placed very close to the fret, but not directly on top of it.
Fig. 52 shows the range of natural notes (without sharps or
flats, which are most used on the Tenor Banjo, together with
the positions of the left-hand fingers as they make the notes.
The numbers above the notes show which left-hand finger to
place on the string. The numbers below the notes show which
fret to put the finger on. The sign O means an open string-
just pick the string without touching it with a finger.
With Fig. 52 in front of you, take your banjo and start to
figure out the notes and play the scale shown.
Playing sharps and flats will follow easily and naturally after
you have learned the natural notes. To sharp any note^ you
simply move your finger up to the next fret. To flat a note you

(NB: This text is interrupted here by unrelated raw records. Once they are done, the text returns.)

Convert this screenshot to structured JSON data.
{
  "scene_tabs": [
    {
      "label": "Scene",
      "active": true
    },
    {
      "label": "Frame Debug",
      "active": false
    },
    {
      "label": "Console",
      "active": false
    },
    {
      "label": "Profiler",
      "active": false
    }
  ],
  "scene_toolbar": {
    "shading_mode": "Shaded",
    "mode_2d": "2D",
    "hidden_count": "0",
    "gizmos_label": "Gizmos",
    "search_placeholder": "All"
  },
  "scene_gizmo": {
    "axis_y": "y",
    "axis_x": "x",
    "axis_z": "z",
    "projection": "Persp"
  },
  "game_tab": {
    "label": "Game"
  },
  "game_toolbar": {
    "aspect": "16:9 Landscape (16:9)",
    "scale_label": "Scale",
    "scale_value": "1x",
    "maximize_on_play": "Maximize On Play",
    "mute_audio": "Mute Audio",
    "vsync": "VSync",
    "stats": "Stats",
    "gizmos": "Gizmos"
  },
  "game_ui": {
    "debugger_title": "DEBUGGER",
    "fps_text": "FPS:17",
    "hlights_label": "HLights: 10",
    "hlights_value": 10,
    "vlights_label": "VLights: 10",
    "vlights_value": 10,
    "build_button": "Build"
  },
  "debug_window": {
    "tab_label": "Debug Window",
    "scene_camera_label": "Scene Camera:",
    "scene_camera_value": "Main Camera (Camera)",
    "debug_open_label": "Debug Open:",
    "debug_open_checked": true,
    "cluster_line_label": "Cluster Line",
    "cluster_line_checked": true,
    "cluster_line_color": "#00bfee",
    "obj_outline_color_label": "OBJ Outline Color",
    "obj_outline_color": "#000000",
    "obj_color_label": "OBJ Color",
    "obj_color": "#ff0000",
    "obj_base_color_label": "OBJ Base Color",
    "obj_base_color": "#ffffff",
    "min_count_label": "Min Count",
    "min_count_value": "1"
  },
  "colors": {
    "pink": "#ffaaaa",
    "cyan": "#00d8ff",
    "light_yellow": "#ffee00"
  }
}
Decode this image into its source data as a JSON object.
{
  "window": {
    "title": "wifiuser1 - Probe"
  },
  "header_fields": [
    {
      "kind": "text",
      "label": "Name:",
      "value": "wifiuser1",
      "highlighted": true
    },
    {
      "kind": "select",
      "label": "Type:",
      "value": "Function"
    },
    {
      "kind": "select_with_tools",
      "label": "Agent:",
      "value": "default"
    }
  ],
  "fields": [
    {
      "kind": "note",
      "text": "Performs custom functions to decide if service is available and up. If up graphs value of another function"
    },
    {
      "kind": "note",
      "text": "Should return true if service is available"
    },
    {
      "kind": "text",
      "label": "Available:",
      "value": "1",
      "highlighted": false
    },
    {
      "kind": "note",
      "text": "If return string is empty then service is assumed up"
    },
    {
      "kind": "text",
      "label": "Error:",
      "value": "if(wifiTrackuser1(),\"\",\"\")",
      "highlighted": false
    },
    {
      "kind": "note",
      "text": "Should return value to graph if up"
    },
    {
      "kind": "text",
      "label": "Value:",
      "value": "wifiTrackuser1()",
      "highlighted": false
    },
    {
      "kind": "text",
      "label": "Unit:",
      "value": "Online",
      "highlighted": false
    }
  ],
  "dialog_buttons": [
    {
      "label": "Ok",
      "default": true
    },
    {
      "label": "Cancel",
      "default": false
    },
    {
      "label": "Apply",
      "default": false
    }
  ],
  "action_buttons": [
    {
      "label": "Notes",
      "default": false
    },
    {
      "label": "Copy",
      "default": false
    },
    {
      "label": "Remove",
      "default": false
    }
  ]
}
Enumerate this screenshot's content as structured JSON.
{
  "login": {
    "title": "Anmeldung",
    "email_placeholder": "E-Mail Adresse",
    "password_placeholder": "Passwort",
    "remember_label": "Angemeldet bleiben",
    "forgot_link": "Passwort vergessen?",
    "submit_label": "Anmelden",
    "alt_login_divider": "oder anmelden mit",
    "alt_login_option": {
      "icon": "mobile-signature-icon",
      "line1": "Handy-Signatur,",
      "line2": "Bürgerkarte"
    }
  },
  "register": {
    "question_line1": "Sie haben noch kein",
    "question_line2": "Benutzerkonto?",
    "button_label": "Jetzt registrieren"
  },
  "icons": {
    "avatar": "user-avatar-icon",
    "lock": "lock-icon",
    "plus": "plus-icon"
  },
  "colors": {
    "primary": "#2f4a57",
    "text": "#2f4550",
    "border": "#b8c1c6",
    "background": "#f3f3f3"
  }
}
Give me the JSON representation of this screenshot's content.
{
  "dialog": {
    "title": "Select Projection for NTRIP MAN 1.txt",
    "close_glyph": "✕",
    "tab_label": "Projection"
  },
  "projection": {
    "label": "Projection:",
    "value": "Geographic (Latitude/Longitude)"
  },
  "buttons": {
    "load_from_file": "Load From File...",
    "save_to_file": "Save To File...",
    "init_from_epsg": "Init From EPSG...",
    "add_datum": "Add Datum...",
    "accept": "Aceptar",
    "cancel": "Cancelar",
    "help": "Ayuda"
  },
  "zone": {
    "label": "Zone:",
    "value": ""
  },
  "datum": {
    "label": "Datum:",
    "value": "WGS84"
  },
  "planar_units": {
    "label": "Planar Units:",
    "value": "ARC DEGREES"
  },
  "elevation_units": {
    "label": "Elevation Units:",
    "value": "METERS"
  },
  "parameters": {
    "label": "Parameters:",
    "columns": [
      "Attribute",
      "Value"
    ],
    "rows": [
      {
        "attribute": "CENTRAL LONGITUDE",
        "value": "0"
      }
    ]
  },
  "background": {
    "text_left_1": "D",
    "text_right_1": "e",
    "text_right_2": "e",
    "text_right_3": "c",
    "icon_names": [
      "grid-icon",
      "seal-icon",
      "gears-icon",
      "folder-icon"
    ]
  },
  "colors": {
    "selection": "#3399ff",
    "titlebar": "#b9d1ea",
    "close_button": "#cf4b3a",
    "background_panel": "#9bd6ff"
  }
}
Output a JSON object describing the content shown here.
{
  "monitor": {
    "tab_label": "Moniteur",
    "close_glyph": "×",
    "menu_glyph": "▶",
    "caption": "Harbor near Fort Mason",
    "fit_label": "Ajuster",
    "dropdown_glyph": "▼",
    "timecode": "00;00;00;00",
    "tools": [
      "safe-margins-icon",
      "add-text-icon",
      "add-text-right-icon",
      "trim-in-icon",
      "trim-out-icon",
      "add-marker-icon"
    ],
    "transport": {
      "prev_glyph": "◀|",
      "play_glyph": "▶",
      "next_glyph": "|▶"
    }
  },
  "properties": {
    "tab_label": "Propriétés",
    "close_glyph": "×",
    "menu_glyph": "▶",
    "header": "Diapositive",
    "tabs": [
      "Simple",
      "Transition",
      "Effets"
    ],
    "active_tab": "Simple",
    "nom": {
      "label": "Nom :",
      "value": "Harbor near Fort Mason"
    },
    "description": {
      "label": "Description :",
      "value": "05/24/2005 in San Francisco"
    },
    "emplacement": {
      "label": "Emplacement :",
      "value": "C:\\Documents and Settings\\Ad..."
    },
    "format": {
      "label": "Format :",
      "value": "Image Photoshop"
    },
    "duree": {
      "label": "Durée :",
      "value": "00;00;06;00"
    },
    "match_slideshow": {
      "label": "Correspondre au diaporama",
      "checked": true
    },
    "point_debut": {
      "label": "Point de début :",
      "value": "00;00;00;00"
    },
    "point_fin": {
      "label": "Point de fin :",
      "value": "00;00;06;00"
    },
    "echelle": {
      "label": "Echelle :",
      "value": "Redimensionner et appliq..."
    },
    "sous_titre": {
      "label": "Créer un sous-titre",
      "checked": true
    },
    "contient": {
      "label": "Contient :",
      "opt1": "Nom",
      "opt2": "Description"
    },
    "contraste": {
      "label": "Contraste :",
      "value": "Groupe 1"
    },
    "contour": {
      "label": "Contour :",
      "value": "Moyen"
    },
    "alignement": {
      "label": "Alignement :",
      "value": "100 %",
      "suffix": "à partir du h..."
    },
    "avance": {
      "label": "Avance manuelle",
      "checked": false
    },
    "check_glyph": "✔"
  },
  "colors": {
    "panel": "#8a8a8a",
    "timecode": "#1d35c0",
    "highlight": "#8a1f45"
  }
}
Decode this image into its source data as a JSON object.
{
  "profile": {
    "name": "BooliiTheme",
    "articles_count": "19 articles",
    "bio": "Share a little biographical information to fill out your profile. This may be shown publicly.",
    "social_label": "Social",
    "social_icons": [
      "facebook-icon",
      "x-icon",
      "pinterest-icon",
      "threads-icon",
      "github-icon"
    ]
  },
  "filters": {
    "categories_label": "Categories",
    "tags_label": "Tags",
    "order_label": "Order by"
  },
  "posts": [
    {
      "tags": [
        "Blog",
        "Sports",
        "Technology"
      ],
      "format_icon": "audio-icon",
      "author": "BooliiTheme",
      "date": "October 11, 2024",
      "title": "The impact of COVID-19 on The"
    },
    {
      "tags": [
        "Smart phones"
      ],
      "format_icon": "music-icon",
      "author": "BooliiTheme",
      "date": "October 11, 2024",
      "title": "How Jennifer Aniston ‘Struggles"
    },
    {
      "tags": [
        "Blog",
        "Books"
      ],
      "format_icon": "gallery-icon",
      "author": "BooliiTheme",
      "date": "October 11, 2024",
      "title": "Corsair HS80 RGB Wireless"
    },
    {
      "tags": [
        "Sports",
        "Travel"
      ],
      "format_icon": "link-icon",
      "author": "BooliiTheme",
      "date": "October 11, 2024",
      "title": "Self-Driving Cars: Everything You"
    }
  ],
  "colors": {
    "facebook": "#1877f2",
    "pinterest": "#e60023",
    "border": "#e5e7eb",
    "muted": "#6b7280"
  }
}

move your finger back to the fret below it or toward the head
of the banjo.
For ready reference, we are showing all the notes of the
banjo in Fig. 53. We are showing only sharps, but remember
that the sharp of one note may be the flat of the note next
above it. Thus, A# on the first string is also Bb.